Work instructions — Would you copy the records exactly, leaving the pictures out?

────────────────────────────────────────

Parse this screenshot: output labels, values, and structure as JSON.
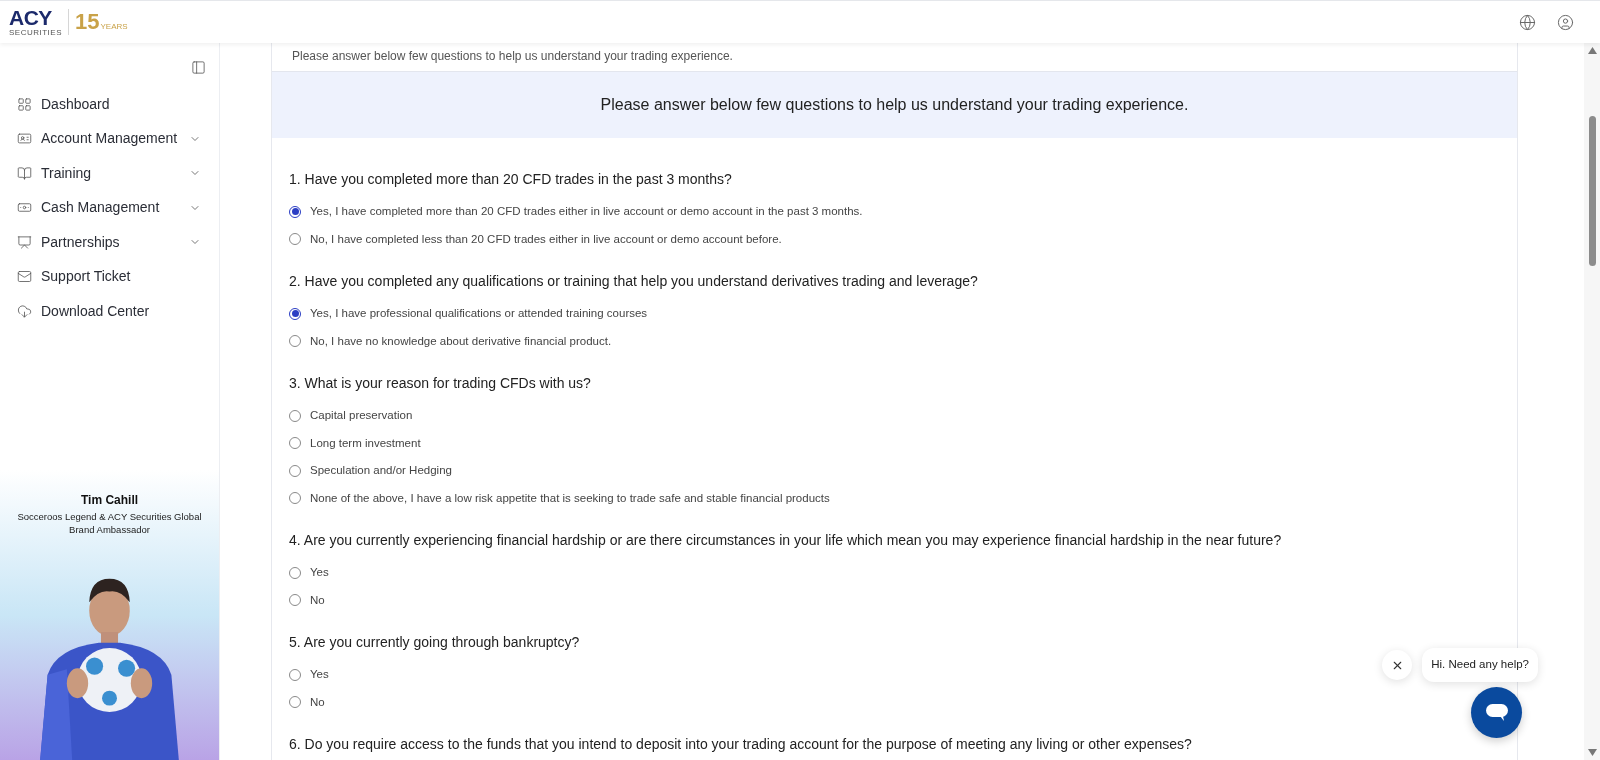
{
  "header": {
    "logo": {
      "brand": "ACY",
      "tagline": "SECURITIES",
      "anniversary": "15",
      "anniversary_caption": "YEARS"
    }
  },
  "sidebar": {
    "items": [
      {
        "label": "Dashboard",
        "expandable": false
      },
      {
        "label": "Account Management",
        "expandable": true
      },
      {
        "label": "Training",
        "expandable": true
      },
      {
        "label": "Cash Management",
        "expandable": true
      },
      {
        "label": "Partnerships",
        "expandable": true
      },
      {
        "label": "Support Ticket",
        "expandable": false
      },
      {
        "label": "Download Center",
        "expandable": false
      }
    ]
  },
  "ambassador": {
    "name": "Tim Cahill",
    "title": "Socceroos Legend & ACY Securities Global Brand Ambassador"
  },
  "form": {
    "intro": "Please answer below few questions to help us understand your trading experience.",
    "banner": "Please answer below few questions to help us understand your trading experience.",
    "questions": [
      {
        "text": "1. Have you completed more than 20 CFD trades in the past 3 months?",
        "options": [
          {
            "label": "Yes, I have completed more than 20 CFD trades either in live account or demo account in the past 3 months.",
            "selected": true
          },
          {
            "label": "No, I have completed less than 20 CFD trades either in live account or demo account before.",
            "selected": false
          }
        ]
      },
      {
        "text": "2. Have you completed any qualifications or training that help you understand derivatives trading and leverage?",
        "options": [
          {
            "label": "Yes, I have professional qualifications or attended training courses",
            "selected": true
          },
          {
            "label": "No, I have no knowledge about derivative financial product.",
            "selected": false
          }
        ]
      },
      {
        "text": "3. What is your reason for trading CFDs with us?",
        "options": [
          {
            "label": "Capital preservation",
            "selected": false
          },
          {
            "label": "Long term investment",
            "selected": false
          },
          {
            "label": "Speculation and/or Hedging",
            "selected": false
          },
          {
            "label": "None of the above, I have a low risk appetite that is seeking to trade safe and stable financial products",
            "selected": false
          }
        ]
      },
      {
        "text": "4. Are you currently experiencing financial hardship or are there circumstances in your life which mean you may experience financial hardship in the near future?",
        "options": [
          {
            "label": "Yes",
            "selected": false
          },
          {
            "label": "No",
            "selected": false
          }
        ]
      },
      {
        "text": "5. Are you currently going through bankruptcy?",
        "options": [
          {
            "label": "Yes",
            "selected": false
          },
          {
            "label": "No",
            "selected": false
          }
        ]
      },
      {
        "text": "6. Do you require access to the funds that you intend to deposit into your trading account for the purpose of meeting any living or other expenses?"
      }
    ]
  },
  "chat": {
    "greeting": "Hi. Need any help?"
  }
}
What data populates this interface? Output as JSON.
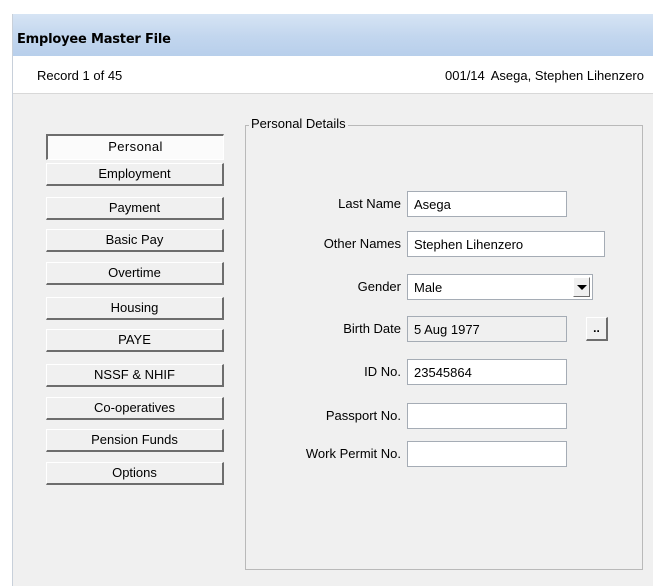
{
  "window": {
    "title": "Employee Master File"
  },
  "record": {
    "count_text": "Record 1 of 45",
    "employee_code": "001/14",
    "employee_name": "Asega, Stephen Lihenzero"
  },
  "nav": {
    "items": [
      {
        "label": "Personal",
        "active": true
      },
      {
        "label": "Employment",
        "active": false
      },
      {
        "label": "Payment",
        "active": false
      },
      {
        "label": "Basic Pay",
        "active": false
      },
      {
        "label": "Overtime",
        "active": false
      },
      {
        "label": "Housing",
        "active": false
      },
      {
        "label": "PAYE",
        "active": false
      },
      {
        "label": "NSSF & NHIF",
        "active": false
      },
      {
        "label": "Co-operatives",
        "active": false
      },
      {
        "label": "Pension Funds",
        "active": false
      },
      {
        "label": "Options",
        "active": false
      }
    ]
  },
  "personal_details": {
    "group_title": "Personal Details",
    "last_name": {
      "label": "Last Name",
      "value": "Asega"
    },
    "other_names": {
      "label": "Other Names",
      "value": "Stephen Lihenzero"
    },
    "gender": {
      "label": "Gender",
      "value": "Male"
    },
    "birth_date": {
      "label": "Birth Date",
      "value": "5 Aug 1977",
      "picker_label": ".."
    },
    "id_no": {
      "label": "ID No.",
      "value": "23545864"
    },
    "passport_no": {
      "label": "Passport No.",
      "value": ""
    },
    "work_permit_no": {
      "label": "Work Permit No.",
      "value": ""
    }
  }
}
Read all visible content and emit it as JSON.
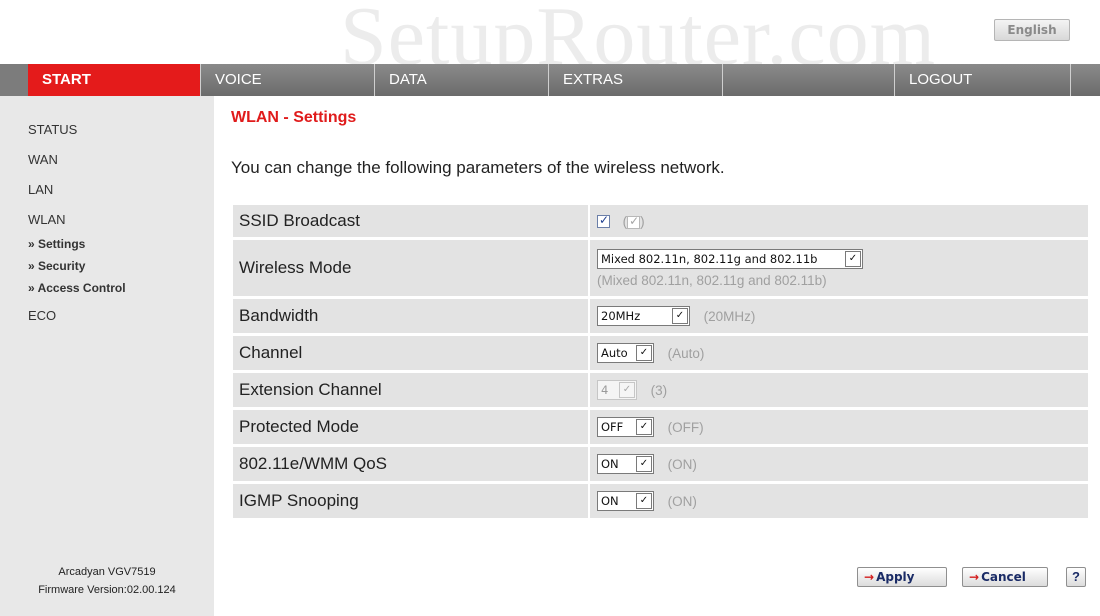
{
  "watermark": "SetupRouter.com",
  "language_button": "English",
  "nav": {
    "items": [
      {
        "label": "START",
        "active": true
      },
      {
        "label": "VOICE",
        "active": false
      },
      {
        "label": "DATA",
        "active": false
      },
      {
        "label": "EXTRAS",
        "active": false
      },
      {
        "label": "",
        "active": false
      },
      {
        "label": "LOGOUT",
        "active": false
      },
      {
        "label": "",
        "active": false
      }
    ]
  },
  "sidebar": {
    "links": [
      "STATUS",
      "WAN",
      "LAN",
      "WLAN"
    ],
    "sublinks": [
      "» Settings",
      "» Security",
      "» Access Control"
    ],
    "eco": "ECO",
    "device_model": "Arcadyan VGV7519",
    "firmware": "Firmware Version:02.00.124"
  },
  "main": {
    "title": "WLAN - Settings",
    "intro": "You can change the following parameters of the wireless network.",
    "rows": {
      "ssid": {
        "label": "SSID Broadcast",
        "checked": true,
        "current_open": "(",
        "current_close": ")"
      },
      "mode": {
        "label": "Wireless Mode",
        "value": "Mixed 802.11n, 802.11g and 802.11b",
        "current": "(Mixed 802.11n, 802.11g and 802.11b)"
      },
      "bandwidth": {
        "label": "Bandwidth",
        "value": "20MHz",
        "current": "(20MHz)"
      },
      "channel": {
        "label": "Channel",
        "value": "Auto",
        "current": "(Auto)"
      },
      "extension": {
        "label": "Extension Channel",
        "value": "4",
        "current": "(3)"
      },
      "protected": {
        "label": "Protected Mode",
        "value": "OFF",
        "current": "(OFF)"
      },
      "wmm": {
        "label": "802.11e/WMM QoS",
        "value": "ON",
        "current": "(ON)"
      },
      "igmp": {
        "label": "IGMP Snooping",
        "value": "ON",
        "current": "(ON)"
      }
    }
  },
  "buttons": {
    "arrow": "→",
    "apply": "Apply",
    "cancel": "Cancel",
    "help": "?"
  }
}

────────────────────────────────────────

Solution —
Parse this screenshot: output labels, values, and structure as JSON.
{
  "header": {
    "logo": {
      "brand": "ACY",
      "tagline": "SECURITIES",
      "anniversary": "15",
      "anniversary_caption": "YEARS"
    }
  },
  "sidebar": {
    "items": [
      {
        "label": "Dashboard",
        "expandable": false
      },
      {
        "label": "Account Management",
        "expandable": true
      },
      {
        "label": "Training",
        "expandable": true
      },
      {
        "label": "Cash Management",
        "expandable": true
      },
      {
        "label": "Partnerships",
        "expandable": true
      },
      {
        "label": "Support Ticket",
        "expandable": false
      },
      {
        "label": "Download Center",
        "expandable": false
      }
    ]
  },
  "ambassador": {
    "name": "Tim Cahill",
    "title": "Socceroos Legend & ACY Securities Global Brand Ambassador"
  },
  "form": {
    "intro": "Please answer below few questions to help us understand your trading experience.",
    "banner": "Please answer below few questions to help us understand your trading experience.",
    "questions": [
      {
        "text": "1. Have you completed more than 20 CFD trades in the past 3 months?",
        "options": [
          {
            "label": "Yes, I have completed more than 20 CFD trades either in live account or demo account in the past 3 months.",
            "selected": true
          },
          {
            "label": "No, I have completed less than 20 CFD trades either in live account or demo account before.",
            "selected": false
          }
        ]
      },
      {
        "text": "2. Have you completed any qualifications or training that help you understand derivatives trading and leverage?",
        "options": [
          {
            "label": "Yes, I have professional qualifications or attended training courses",
            "selected": true
          },
          {
            "label": "No, I have no knowledge about derivative financial product.",
            "selected": false
          }
        ]
      },
      {
        "text": "3. What is your reason for trading CFDs with us?",
        "options": [
          {
            "label": "Capital preservation",
            "selected": false
          },
          {
            "label": "Long term investment",
            "selected": false
          },
          {
            "label": "Speculation and/or Hedging",
            "selected": false
          },
          {
            "label": "None of the above, I have a low risk appetite that is seeking to trade safe and stable financial products",
            "selected": false
          }
        ]
      },
      {
        "text": "4. Are you currently experiencing financial hardship or are there circumstances in your life which mean you may experience financial hardship in the near future?",
        "options": [
          {
            "label": "Yes",
            "selected": false
          },
          {
            "label": "No",
            "selected": false
          }
        ]
      },
      {
        "text": "5. Are you currently going through bankruptcy?",
        "options": [
          {
            "label": "Yes",
            "selected": false
          },
          {
            "label": "No",
            "selected": false
          }
        ]
      },
      {
        "text": "6. Do you require access to the funds that you intend to deposit into your trading account for the purpose of meeting any living or other expenses?"
      }
    ]
  },
  "chat": {
    "greeting": "Hi. Need any help?"
  }
}
What data populates this interface? Output as JSON.
{
  "window": {
    "title": "Employee Master File"
  },
  "record": {
    "count_text": "Record 1 of 45",
    "employee_code": "001/14",
    "employee_name": "Asega, Stephen Lihenzero"
  },
  "nav": {
    "items": [
      {
        "label": "Personal",
        "active": true
      },
      {
        "label": "Employment",
        "active": false
      },
      {
        "label": "Payment",
        "active": false
      },
      {
        "label": "Basic Pay",
        "active": false
      },
      {
        "label": "Overtime",
        "active": false
      },
      {
        "label": "Housing",
        "active": false
      },
      {
        "label": "PAYE",
        "active": false
      },
      {
        "label": "NSSF & NHIF",
        "active": false
      },
      {
        "label": "Co-operatives",
        "active": false
      },
      {
        "label": "Pension Funds",
        "active": false
      },
      {
        "label": "Options",
        "active": false
      }
    ]
  },
  "personal_details": {
    "group_title": "Personal Details",
    "last_name": {
      "label": "Last Name",
      "value": "Asega"
    },
    "other_names": {
      "label": "Other Names",
      "value": "Stephen Lihenzero"
    },
    "gender": {
      "label": "Gender",
      "value": "Male"
    },
    "birth_date": {
      "label": "Birth Date",
      "value": "5 Aug 1977",
      "picker_label": ".."
    },
    "id_no": {
      "label": "ID No.",
      "value": "23545864"
    },
    "passport_no": {
      "label": "Passport No.",
      "value": ""
    },
    "work_permit_no": {
      "label": "Work Permit No.",
      "value": ""
    }
  }
}
Read all visible content and emit it as JSON.
{
  "watermark": "SetupRouter.com",
  "language_button": "English",
  "nav": {
    "items": [
      {
        "label": "START",
        "active": true
      },
      {
        "label": "VOICE",
        "active": false
      },
      {
        "label": "DATA",
        "active": false
      },
      {
        "label": "EXTRAS",
        "active": false
      },
      {
        "label": "",
        "active": false
      },
      {
        "label": "LOGOUT",
        "active": false
      },
      {
        "label": "",
        "active": false
      }
    ]
  },
  "sidebar": {
    "links": [
      "STATUS",
      "WAN",
      "LAN",
      "WLAN"
    ],
    "sublinks": [
      "» Settings",
      "» Security",
      "» Access Control"
    ],
    "eco": "ECO",
    "device_model": "Arcadyan VGV7519",
    "firmware": "Firmware Version:02.00.124"
  },
  "main": {
    "title": "WLAN - Settings",
    "intro": "You can change the following parameters of the wireless network.",
    "rows": {
      "ssid": {
        "label": "SSID Broadcast",
        "checked": true,
        "current_open": "(",
        "current_close": ")"
      },
      "mode": {
        "label": "Wireless Mode",
        "value": "Mixed 802.11n, 802.11g and 802.11b",
        "current": "(Mixed 802.11n, 802.11g and 802.11b)"
      },
      "bandwidth": {
        "label": "Bandwidth",
        "value": "20MHz",
        "current": "(20MHz)"
      },
      "channel": {
        "label": "Channel",
        "value": "Auto",
        "current": "(Auto)"
      },
      "extension": {
        "label": "Extension Channel",
        "value": "4",
        "current": "(3)"
      },
      "protected": {
        "label": "Protected Mode",
        "value": "OFF",
        "current": "(OFF)"
      },
      "wmm": {
        "label": "802.11e/WMM QoS",
        "value": "ON",
        "current": "(ON)"
      },
      "igmp": {
        "label": "IGMP Snooping",
        "value": "ON",
        "current": "(ON)"
      }
    }
  },
  "buttons": {
    "arrow": "→",
    "apply": "Apply",
    "cancel": "Cancel",
    "help": "?"
  }
}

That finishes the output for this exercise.